TRY IT: Which lines of the listing hold the string "POSS"? Copy those lines.

================================

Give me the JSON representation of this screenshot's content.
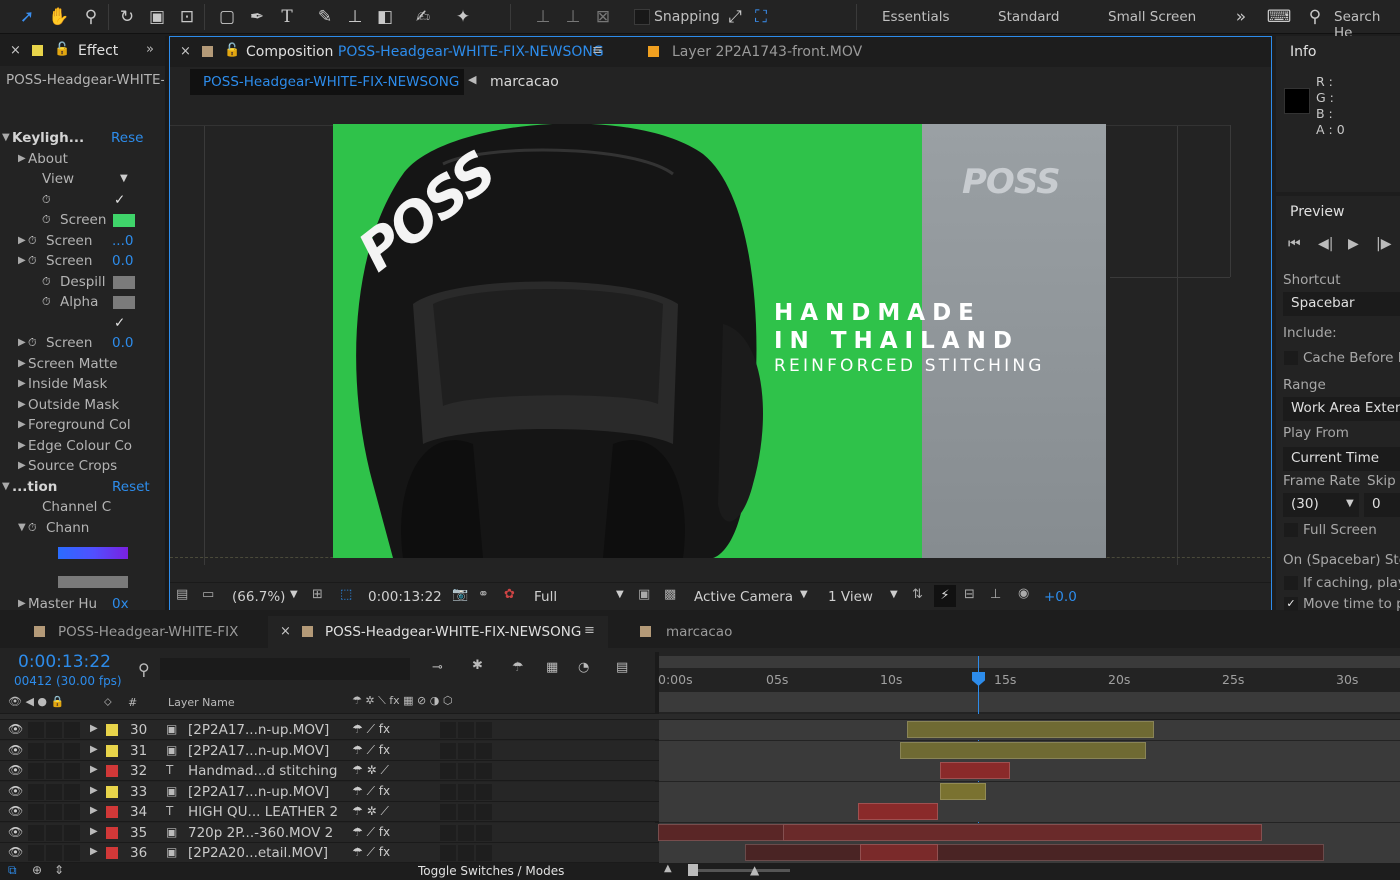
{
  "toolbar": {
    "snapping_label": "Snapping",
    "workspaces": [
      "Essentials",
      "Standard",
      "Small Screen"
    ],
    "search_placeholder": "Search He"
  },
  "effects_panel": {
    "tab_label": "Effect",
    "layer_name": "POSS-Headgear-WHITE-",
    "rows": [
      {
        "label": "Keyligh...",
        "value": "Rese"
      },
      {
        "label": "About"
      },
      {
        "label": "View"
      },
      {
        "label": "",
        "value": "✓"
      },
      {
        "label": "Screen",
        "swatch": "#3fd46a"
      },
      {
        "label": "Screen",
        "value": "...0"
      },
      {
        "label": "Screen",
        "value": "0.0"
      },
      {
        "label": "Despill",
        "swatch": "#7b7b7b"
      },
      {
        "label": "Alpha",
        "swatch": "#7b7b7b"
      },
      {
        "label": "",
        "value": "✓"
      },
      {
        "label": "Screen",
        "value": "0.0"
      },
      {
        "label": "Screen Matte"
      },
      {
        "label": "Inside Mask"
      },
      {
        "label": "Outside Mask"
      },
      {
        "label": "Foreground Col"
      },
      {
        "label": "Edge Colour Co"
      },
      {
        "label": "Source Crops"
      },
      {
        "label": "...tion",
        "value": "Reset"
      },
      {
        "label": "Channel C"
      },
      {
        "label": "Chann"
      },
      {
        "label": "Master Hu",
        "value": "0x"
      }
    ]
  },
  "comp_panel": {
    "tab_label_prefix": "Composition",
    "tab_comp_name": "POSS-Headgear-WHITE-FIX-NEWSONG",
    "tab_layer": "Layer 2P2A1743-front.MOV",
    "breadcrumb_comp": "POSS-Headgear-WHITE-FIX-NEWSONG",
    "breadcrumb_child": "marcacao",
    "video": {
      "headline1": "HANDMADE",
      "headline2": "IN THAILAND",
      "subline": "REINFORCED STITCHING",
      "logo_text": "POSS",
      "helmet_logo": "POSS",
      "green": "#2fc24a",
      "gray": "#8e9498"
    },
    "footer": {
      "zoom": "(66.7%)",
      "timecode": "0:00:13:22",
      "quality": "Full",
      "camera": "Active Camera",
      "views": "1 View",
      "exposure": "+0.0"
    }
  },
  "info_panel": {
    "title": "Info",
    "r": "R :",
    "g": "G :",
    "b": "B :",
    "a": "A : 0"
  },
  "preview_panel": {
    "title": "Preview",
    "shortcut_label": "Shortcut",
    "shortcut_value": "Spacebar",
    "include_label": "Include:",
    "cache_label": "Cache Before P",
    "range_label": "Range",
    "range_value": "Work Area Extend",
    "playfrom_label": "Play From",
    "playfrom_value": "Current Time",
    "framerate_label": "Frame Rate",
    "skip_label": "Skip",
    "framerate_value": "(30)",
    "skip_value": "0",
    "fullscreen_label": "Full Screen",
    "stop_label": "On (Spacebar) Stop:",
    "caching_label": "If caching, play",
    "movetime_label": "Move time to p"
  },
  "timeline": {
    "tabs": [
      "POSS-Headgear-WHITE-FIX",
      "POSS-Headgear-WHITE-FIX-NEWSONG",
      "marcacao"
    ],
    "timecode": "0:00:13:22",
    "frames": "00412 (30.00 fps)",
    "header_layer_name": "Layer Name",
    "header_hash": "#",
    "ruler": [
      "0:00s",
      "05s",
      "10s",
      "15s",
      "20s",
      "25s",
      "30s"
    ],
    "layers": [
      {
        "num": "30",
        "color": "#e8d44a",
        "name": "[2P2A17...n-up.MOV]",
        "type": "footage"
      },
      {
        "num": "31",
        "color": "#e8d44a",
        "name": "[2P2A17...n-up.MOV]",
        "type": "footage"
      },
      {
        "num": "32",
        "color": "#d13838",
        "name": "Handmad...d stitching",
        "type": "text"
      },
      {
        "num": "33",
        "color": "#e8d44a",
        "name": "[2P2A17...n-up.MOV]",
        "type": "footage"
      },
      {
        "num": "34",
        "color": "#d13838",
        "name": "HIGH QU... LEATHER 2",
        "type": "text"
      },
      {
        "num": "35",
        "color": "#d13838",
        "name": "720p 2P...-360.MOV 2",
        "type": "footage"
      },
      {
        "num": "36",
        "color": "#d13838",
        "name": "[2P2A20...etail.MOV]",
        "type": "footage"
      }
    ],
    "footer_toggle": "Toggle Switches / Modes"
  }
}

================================

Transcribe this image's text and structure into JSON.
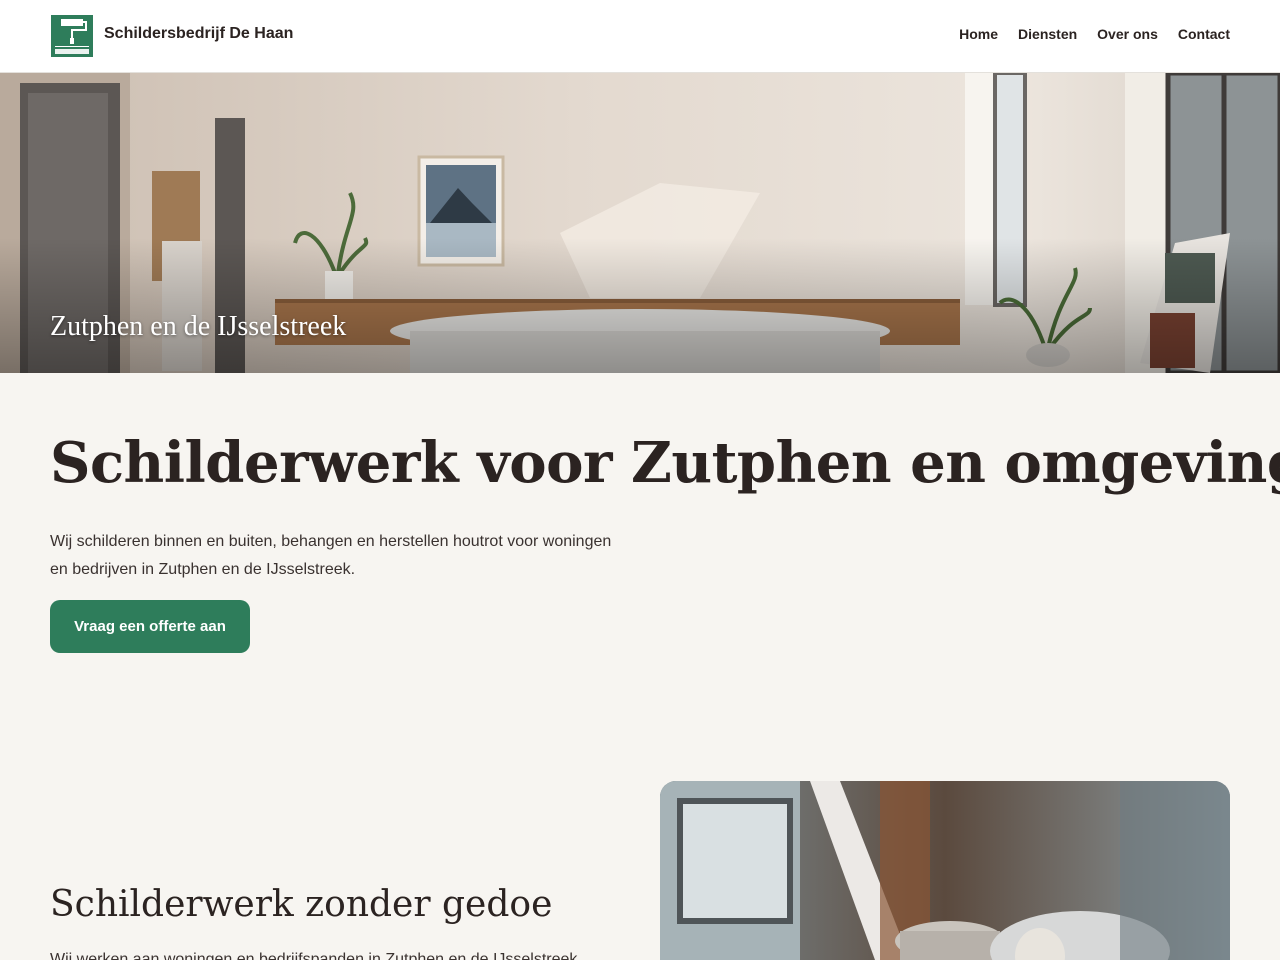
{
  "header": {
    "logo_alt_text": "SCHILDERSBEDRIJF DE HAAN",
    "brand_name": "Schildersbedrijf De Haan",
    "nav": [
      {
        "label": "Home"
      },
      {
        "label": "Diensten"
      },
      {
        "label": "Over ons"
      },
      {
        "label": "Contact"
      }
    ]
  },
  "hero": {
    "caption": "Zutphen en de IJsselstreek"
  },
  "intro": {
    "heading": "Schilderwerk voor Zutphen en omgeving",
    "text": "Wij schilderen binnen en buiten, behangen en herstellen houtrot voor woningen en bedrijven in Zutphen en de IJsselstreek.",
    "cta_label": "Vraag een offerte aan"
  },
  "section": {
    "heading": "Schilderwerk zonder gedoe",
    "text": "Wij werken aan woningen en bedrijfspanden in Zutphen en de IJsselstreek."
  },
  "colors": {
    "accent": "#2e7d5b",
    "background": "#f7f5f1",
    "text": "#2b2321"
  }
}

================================

EXERCISE RESULT:
    "layer_name": "POSS-Headgear-WHITE-",
    "tab_comp_name": "POSS-Headgear-WHITE-FIX-NEWSONG",
    "breadcrumb_comp": "POSS-Headgear-WHITE-FIX-NEWSONG",
      "logo_text": "POSS",
      "helmet_logo": "POSS",
      "POSS-Headgear-WHITE-FIX",
      "POSS-Headgear-WHITE-FIX-NEWSONG",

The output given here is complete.